:: Records shown
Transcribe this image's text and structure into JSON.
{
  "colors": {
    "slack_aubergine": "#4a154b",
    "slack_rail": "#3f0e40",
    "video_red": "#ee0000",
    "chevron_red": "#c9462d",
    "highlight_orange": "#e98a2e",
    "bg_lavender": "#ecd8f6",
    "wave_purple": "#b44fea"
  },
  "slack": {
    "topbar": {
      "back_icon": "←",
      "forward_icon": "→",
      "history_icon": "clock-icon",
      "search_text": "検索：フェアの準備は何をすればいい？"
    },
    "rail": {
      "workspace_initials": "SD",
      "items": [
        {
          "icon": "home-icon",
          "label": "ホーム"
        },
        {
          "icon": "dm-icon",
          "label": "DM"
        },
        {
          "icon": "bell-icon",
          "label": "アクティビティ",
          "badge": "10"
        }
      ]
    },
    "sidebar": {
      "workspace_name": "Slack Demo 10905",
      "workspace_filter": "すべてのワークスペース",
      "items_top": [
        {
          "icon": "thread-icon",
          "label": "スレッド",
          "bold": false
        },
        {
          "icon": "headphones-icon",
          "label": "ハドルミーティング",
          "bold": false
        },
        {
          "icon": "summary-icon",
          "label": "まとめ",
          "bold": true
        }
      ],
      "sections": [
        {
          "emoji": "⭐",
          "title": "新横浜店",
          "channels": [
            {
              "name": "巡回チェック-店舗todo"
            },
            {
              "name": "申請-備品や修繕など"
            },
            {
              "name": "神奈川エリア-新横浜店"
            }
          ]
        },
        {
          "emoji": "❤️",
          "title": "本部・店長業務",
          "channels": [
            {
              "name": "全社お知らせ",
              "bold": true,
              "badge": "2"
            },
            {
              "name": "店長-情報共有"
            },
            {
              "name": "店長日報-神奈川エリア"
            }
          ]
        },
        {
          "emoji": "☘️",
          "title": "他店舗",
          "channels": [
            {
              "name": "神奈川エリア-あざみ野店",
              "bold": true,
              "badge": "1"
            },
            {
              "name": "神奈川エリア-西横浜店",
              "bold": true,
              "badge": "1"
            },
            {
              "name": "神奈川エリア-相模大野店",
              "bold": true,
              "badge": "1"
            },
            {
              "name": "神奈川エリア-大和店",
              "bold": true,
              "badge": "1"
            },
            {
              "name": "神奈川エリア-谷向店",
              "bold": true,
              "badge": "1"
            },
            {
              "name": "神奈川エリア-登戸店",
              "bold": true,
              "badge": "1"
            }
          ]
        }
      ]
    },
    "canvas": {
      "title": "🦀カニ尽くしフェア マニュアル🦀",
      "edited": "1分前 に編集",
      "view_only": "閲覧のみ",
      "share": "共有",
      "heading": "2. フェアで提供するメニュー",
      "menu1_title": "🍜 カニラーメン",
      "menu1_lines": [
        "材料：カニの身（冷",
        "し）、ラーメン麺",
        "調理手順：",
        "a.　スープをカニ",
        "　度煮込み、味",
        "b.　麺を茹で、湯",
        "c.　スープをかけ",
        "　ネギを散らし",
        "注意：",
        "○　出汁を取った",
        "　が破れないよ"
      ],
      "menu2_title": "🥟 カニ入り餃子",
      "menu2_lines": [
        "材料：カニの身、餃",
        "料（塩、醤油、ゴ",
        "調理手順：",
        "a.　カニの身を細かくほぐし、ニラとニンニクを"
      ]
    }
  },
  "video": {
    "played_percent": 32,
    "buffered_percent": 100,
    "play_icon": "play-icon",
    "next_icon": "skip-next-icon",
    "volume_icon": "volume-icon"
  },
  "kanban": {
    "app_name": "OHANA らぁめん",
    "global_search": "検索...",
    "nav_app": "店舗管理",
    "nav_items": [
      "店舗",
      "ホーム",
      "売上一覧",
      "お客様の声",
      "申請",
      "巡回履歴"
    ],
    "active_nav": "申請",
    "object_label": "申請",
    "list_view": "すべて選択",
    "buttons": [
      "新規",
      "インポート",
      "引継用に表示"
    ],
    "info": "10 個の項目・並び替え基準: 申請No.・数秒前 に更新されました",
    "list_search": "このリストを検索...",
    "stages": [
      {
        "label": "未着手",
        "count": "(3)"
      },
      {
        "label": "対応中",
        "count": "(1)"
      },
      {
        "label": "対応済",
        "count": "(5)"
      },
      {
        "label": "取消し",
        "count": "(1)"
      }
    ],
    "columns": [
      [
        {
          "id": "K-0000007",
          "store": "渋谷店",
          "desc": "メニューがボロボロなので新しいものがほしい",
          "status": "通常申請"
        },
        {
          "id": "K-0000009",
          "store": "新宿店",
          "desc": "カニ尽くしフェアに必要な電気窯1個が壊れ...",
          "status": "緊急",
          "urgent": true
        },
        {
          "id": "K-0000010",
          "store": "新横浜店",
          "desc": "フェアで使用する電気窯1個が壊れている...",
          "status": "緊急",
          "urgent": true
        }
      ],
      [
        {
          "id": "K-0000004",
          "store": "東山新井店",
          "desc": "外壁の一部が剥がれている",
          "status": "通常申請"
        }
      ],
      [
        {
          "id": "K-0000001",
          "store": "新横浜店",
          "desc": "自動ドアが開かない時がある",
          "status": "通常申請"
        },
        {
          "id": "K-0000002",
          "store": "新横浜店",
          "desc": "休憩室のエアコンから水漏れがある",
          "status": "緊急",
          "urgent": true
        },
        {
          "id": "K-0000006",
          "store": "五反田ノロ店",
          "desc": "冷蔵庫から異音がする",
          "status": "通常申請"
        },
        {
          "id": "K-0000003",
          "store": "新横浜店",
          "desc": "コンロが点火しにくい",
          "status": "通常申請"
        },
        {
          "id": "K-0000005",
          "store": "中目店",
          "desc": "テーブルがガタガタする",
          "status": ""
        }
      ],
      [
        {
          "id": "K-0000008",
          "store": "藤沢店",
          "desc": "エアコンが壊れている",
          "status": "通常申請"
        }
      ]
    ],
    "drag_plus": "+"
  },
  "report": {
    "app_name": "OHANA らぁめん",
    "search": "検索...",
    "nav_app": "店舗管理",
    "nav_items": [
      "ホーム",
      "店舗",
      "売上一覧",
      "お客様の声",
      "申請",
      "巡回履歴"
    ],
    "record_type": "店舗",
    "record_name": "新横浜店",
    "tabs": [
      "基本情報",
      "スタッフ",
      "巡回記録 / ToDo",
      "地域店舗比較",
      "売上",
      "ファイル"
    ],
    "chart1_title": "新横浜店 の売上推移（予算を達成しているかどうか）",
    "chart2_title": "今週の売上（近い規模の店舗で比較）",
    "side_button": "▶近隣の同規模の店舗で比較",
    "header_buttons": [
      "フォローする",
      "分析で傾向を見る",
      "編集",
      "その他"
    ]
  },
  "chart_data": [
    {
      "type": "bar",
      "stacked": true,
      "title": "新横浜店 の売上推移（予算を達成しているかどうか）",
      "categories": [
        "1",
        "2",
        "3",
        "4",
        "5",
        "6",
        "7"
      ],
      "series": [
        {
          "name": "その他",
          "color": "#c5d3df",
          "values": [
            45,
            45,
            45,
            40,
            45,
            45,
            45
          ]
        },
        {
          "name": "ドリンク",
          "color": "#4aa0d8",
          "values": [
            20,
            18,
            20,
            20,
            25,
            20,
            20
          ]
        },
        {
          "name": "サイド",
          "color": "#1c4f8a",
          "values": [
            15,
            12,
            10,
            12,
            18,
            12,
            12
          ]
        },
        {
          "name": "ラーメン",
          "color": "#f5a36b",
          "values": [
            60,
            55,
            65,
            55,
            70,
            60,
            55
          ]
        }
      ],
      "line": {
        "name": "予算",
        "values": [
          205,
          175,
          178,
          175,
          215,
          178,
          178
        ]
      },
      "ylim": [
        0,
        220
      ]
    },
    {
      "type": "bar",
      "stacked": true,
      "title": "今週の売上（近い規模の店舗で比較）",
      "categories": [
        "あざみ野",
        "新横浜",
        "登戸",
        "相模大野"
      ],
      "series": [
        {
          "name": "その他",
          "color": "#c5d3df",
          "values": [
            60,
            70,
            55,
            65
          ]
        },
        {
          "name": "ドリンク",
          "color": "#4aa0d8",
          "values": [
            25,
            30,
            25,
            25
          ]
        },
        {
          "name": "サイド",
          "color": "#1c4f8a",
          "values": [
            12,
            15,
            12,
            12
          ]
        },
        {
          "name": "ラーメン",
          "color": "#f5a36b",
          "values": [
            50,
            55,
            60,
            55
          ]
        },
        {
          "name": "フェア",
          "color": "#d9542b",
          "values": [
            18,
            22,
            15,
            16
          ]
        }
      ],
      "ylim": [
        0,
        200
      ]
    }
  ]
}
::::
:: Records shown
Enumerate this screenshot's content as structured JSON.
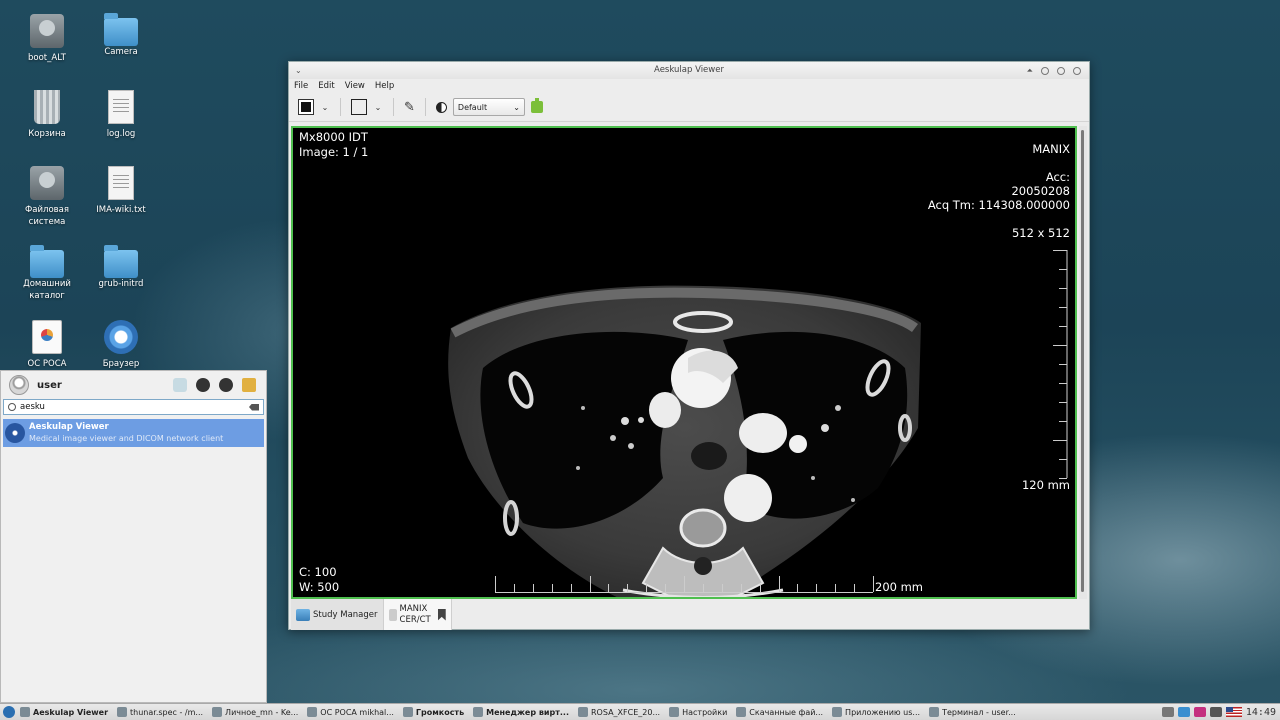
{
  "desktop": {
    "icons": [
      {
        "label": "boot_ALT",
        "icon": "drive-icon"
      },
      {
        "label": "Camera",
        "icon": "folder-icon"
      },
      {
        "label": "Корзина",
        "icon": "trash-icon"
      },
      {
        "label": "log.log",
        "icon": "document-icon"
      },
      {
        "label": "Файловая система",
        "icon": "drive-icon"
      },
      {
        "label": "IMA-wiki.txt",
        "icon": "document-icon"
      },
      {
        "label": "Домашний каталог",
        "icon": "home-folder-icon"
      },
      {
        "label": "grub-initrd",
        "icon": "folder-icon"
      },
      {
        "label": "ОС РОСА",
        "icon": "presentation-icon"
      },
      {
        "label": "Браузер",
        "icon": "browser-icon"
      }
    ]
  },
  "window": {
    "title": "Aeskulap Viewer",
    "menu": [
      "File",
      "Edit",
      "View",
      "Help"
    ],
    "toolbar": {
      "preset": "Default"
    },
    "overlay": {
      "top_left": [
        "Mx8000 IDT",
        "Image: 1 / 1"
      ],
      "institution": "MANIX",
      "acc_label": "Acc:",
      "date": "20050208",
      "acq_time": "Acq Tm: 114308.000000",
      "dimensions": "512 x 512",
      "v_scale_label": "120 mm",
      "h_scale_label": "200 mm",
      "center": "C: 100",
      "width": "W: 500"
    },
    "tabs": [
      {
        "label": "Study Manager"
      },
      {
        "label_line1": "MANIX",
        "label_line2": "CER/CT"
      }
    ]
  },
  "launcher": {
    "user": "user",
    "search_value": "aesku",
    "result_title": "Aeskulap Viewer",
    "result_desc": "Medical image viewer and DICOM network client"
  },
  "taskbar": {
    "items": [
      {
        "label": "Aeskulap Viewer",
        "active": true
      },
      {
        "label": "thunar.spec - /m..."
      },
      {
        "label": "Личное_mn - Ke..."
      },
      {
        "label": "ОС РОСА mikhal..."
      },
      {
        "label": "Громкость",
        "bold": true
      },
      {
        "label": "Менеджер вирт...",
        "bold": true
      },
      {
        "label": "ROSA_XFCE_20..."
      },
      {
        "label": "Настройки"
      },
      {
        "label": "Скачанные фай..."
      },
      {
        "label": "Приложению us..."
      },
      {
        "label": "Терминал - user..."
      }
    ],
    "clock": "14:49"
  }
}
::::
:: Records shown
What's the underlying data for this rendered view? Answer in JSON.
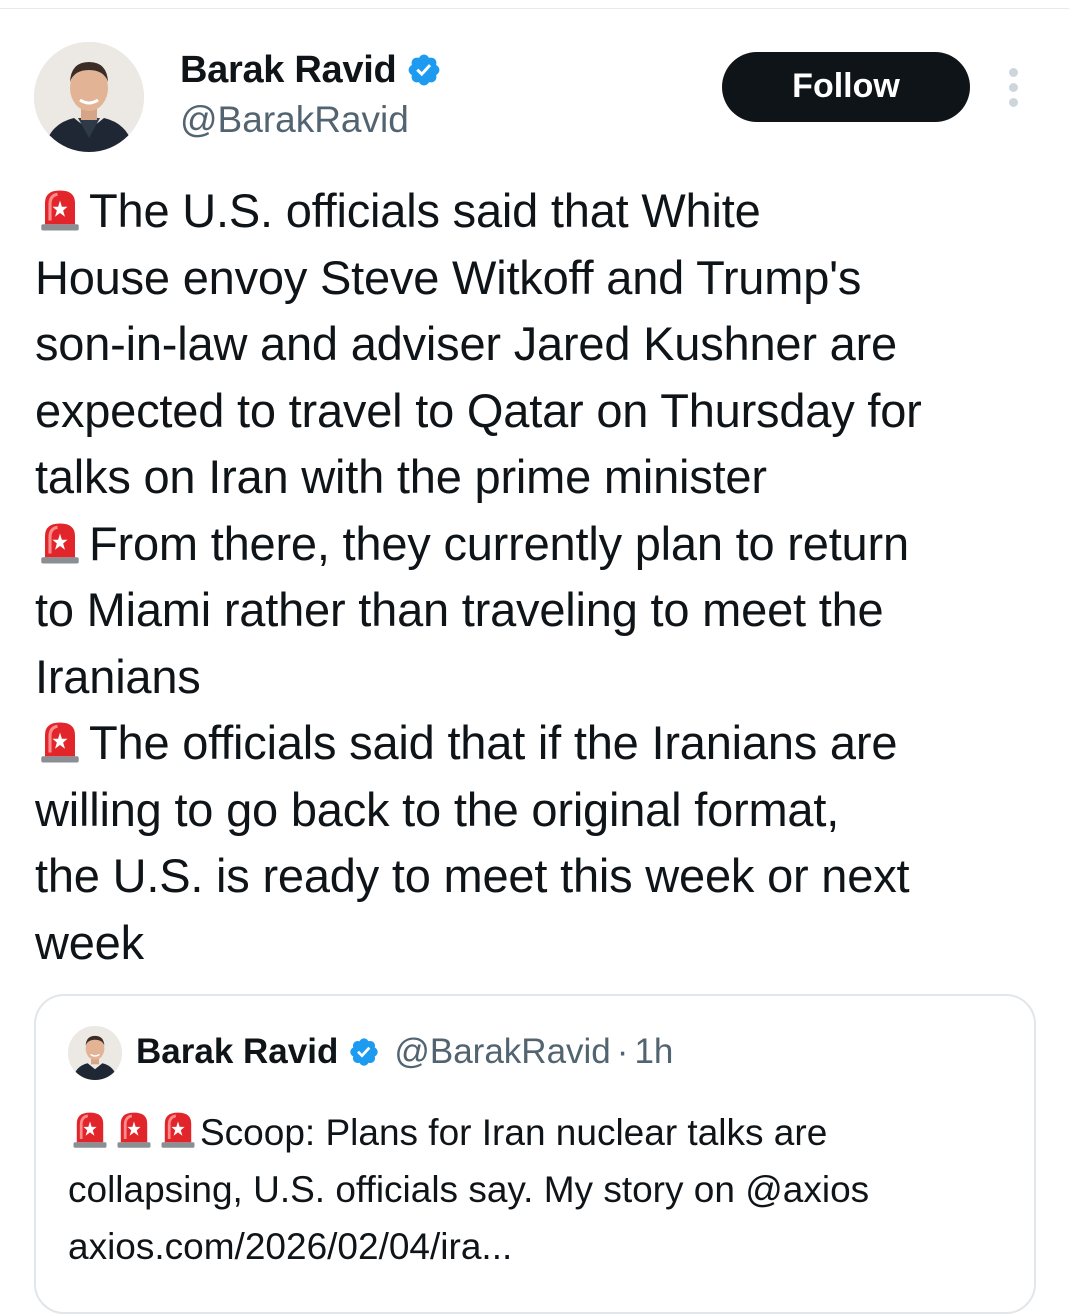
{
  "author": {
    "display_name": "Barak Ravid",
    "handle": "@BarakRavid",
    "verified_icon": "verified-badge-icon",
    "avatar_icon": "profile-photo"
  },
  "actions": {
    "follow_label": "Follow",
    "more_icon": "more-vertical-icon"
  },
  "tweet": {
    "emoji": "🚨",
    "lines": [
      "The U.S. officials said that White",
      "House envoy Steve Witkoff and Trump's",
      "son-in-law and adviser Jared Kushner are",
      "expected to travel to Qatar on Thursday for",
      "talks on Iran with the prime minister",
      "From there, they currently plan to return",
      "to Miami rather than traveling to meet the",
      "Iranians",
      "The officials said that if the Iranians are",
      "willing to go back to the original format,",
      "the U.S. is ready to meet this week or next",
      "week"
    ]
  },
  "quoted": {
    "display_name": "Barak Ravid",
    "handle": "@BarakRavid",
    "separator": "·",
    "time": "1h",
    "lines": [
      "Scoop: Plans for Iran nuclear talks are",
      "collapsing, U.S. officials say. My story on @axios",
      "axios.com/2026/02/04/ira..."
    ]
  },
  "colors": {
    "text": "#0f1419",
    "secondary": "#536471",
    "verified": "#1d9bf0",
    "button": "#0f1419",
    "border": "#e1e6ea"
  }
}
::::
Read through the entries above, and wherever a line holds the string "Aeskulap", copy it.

    "title": "Aeskulap Viewer",
    "result_title": "Aeskulap Viewer",
        "label": "Aeskulap Viewer",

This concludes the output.